Author(s): David T. Gonzalesa,b, Naresh Yandrapallic, Tom Robinsonc, Christoph Zechnera,b,d, T.-Y. Dora Tanga,d
Affiliation(s): aMax Planck Institute of Molecular Cell Biology and Genetics, Dresden; bCenter for Systems Biology Dresden; cMax Planck Institute of Colloids and Interfaces, Potsdam; dPhysics of Life, Cluster of Excellence, TU Dresden

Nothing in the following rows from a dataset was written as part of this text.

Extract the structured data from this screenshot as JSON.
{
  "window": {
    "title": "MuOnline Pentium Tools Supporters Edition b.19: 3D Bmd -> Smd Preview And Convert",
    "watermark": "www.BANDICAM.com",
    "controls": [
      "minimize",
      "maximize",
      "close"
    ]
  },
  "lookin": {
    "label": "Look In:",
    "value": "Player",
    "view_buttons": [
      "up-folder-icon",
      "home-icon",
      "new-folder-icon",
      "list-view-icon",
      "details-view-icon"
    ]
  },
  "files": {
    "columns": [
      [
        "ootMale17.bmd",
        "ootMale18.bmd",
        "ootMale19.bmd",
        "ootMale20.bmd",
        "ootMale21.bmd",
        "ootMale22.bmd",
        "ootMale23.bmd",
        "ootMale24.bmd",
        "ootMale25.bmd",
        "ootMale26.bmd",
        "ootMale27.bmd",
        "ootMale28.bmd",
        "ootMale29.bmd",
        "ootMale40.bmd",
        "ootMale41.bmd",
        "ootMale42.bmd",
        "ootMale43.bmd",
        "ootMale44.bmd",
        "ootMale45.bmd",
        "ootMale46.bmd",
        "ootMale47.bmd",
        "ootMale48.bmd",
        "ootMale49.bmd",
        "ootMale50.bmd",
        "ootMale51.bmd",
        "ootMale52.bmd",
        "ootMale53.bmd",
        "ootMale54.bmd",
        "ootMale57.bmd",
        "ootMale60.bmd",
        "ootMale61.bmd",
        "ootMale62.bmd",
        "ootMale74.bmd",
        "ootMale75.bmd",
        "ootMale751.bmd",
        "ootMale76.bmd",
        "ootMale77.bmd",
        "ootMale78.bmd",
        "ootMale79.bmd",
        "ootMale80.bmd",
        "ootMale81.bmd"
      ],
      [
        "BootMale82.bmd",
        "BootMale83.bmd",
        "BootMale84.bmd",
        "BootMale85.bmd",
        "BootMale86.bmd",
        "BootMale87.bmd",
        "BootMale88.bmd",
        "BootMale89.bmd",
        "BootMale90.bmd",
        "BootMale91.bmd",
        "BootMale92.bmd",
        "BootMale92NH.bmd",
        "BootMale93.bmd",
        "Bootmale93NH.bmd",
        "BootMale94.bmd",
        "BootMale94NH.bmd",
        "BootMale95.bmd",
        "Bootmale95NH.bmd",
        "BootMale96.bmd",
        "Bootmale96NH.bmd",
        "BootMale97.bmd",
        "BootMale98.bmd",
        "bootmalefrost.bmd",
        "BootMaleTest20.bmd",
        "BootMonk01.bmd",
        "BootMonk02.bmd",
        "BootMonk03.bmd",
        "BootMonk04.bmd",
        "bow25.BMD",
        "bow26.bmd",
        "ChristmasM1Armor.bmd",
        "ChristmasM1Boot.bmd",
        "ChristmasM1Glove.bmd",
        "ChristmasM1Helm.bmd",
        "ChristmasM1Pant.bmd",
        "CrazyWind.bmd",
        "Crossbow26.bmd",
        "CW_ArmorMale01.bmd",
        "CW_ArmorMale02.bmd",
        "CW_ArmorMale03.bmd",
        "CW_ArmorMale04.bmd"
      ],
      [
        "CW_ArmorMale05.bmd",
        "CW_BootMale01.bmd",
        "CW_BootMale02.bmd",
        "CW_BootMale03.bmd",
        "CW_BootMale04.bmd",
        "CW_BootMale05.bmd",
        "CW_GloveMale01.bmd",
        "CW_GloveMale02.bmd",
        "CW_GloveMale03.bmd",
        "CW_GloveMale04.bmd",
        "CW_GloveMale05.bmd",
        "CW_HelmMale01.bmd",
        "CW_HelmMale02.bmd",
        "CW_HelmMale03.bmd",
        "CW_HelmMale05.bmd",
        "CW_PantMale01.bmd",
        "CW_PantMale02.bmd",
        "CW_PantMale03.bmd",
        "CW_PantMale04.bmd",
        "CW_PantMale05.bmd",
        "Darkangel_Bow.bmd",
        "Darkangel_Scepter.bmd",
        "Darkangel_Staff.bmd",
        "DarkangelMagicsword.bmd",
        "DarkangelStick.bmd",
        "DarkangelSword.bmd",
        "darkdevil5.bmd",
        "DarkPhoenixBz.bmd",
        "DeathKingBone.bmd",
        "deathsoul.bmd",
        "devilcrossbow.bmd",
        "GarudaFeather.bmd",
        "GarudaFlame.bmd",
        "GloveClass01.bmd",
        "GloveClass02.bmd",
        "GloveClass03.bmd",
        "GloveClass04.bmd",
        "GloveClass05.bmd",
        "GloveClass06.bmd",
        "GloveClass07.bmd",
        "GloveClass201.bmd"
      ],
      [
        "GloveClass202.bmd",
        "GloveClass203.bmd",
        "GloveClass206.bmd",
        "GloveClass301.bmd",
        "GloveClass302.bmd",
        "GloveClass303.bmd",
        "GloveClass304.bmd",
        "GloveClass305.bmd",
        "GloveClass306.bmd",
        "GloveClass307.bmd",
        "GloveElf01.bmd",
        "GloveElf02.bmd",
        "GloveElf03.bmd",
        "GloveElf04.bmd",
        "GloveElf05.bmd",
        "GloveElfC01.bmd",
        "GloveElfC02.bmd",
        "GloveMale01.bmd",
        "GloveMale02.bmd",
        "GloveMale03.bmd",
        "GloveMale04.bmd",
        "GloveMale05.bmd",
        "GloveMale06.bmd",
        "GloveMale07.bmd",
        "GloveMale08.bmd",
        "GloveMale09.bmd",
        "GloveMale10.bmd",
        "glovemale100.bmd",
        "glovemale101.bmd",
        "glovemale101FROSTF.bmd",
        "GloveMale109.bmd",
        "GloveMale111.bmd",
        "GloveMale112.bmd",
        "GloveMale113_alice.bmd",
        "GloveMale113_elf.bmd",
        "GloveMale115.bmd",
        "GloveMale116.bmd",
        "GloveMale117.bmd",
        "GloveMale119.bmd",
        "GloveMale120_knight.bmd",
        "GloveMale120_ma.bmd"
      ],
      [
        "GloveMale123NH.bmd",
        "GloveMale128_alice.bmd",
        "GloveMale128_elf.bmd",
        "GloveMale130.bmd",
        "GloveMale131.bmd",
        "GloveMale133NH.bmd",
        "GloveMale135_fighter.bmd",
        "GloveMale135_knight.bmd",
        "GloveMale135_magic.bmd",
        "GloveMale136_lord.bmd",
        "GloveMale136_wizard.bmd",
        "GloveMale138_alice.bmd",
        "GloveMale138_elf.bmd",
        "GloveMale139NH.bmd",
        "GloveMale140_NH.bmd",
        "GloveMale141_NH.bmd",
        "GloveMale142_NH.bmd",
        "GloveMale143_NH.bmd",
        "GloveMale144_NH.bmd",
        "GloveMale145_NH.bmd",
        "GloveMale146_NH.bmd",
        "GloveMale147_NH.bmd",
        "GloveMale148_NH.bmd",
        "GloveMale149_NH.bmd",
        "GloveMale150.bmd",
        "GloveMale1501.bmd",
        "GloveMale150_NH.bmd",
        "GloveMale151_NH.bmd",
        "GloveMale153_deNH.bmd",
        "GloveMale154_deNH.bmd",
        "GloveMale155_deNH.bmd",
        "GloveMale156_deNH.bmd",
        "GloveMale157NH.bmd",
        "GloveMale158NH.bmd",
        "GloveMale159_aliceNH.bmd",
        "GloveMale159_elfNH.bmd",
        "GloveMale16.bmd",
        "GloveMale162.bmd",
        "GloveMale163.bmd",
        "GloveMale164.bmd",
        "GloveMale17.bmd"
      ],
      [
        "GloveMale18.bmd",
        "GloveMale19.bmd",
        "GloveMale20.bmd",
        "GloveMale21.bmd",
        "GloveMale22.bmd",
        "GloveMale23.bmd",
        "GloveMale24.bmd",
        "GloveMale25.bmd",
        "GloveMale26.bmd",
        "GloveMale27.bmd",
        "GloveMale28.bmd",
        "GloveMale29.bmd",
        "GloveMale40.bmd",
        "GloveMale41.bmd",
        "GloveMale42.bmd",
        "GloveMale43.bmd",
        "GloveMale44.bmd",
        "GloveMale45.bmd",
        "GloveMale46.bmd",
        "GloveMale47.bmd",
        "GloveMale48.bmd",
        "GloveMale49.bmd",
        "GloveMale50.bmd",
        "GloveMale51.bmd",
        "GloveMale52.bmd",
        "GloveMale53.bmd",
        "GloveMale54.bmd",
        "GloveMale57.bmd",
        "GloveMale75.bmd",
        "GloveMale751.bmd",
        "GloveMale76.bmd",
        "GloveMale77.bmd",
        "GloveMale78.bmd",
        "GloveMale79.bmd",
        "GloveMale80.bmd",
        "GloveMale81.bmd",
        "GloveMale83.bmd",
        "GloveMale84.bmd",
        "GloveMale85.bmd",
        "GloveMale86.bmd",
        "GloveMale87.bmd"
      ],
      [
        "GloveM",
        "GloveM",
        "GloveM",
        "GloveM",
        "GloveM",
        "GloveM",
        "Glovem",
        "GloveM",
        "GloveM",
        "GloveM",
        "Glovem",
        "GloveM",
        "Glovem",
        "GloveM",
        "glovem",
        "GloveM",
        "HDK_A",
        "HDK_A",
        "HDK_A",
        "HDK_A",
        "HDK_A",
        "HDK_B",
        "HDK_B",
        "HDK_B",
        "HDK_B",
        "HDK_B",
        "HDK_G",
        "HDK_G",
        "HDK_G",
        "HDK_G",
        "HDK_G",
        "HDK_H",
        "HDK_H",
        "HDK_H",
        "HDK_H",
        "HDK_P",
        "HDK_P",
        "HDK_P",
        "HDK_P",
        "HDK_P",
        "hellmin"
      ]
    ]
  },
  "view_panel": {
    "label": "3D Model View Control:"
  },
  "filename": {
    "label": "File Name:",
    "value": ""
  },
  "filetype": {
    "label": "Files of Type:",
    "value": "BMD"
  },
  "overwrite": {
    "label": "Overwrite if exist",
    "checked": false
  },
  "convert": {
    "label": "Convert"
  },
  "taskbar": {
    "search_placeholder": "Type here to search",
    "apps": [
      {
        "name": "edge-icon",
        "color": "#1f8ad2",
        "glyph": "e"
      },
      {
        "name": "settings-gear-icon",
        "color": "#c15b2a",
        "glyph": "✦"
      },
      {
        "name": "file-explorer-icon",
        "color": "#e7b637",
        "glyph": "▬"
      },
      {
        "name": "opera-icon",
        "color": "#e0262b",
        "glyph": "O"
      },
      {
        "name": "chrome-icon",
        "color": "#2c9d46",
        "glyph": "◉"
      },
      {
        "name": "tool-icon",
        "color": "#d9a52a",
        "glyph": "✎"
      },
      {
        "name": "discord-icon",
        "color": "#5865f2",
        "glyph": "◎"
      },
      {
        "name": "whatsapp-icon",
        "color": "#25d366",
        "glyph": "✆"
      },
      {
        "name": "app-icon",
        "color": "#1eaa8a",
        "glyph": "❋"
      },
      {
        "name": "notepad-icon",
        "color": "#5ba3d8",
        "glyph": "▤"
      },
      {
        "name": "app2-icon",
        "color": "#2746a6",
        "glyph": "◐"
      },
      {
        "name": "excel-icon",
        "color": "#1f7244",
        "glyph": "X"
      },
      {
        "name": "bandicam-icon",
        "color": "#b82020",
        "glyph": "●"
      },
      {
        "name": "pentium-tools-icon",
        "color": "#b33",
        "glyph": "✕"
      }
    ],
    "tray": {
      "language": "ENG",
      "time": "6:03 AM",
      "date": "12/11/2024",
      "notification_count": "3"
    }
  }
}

Abstract: Biological cell populations provide a platform for single cells to communicate and bridge scales into multicellular systems. These populations are typically heterogeneous and subject to cell-to-cell variability or composed of distinct subpopulations. However, the effect or function of variability has been challenging to study due to the lack of tools that can manipulate variation within multicellular systems. We aim to build synthetic cell populations to study how variability affects population behaviour in a bottom-up approach. Using recent developments in microfluidics , we established a platform to generate double-emulsion synthetic cell populations encapsulating cell-free expression systems (CFES). To observe population-level gene expression dynamics, both transcription and translation in single cells were quantified through time using fluorescent RNA aptamers and reporter proteins under confocal microscopy. These synthetic cell populations exhibited low variability in terms of size and its resulting gene expression products. Custom heterogeneous cell populations were further made by mixing different populations together. To help describe how gene expression variability is shaped within these synthetic cell populations, we extended the gene expression model from  by introducing random effects in transcription and translation rate parameters to account for cell-to-cell variability and fit our experimental data. Our methodology provides a route to build and quantitatively assess population-level behaviour in synthetic cell populations with variability and heterogeneity as accessible and controllable experimental parameters.